Work instruction » From the entries, return every line where the string "message" shows up.

Website and app data records
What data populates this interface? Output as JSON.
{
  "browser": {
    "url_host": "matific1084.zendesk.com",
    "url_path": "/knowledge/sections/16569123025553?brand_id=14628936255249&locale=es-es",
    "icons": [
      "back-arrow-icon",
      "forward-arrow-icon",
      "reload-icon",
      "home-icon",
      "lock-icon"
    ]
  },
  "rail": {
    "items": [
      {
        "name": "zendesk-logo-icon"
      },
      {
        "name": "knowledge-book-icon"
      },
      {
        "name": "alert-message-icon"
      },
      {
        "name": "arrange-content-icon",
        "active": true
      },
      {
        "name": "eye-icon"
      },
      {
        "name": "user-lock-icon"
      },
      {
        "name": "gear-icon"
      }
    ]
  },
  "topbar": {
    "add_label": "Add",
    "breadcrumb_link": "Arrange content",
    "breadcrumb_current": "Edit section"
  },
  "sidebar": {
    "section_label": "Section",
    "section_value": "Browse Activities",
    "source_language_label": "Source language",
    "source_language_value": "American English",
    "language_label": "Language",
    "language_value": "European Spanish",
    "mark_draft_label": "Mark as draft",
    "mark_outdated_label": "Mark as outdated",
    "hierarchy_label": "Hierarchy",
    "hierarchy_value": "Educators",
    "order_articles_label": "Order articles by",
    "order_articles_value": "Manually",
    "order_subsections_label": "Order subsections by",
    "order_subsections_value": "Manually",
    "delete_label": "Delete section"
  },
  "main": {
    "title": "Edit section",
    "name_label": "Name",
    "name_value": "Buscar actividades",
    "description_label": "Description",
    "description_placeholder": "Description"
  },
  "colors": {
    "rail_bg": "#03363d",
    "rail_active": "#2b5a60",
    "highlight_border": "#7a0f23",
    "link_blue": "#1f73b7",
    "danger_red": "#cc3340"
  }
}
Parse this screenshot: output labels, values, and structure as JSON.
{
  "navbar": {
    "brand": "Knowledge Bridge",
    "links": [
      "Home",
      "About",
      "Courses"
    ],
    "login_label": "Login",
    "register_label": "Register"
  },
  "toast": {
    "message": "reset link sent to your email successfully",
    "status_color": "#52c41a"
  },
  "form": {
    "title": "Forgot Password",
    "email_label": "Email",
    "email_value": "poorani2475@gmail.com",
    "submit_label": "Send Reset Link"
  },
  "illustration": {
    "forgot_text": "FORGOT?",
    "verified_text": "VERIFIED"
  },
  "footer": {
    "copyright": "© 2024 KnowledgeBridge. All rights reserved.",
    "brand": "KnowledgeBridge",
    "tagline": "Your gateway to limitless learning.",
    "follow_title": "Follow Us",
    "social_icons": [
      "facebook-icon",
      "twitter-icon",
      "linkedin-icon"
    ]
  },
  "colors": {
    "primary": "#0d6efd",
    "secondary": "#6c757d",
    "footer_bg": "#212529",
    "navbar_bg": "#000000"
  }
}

Result for this task »
        "name": "alert-message-icon"
    "message": "reset link sent to your email successfully",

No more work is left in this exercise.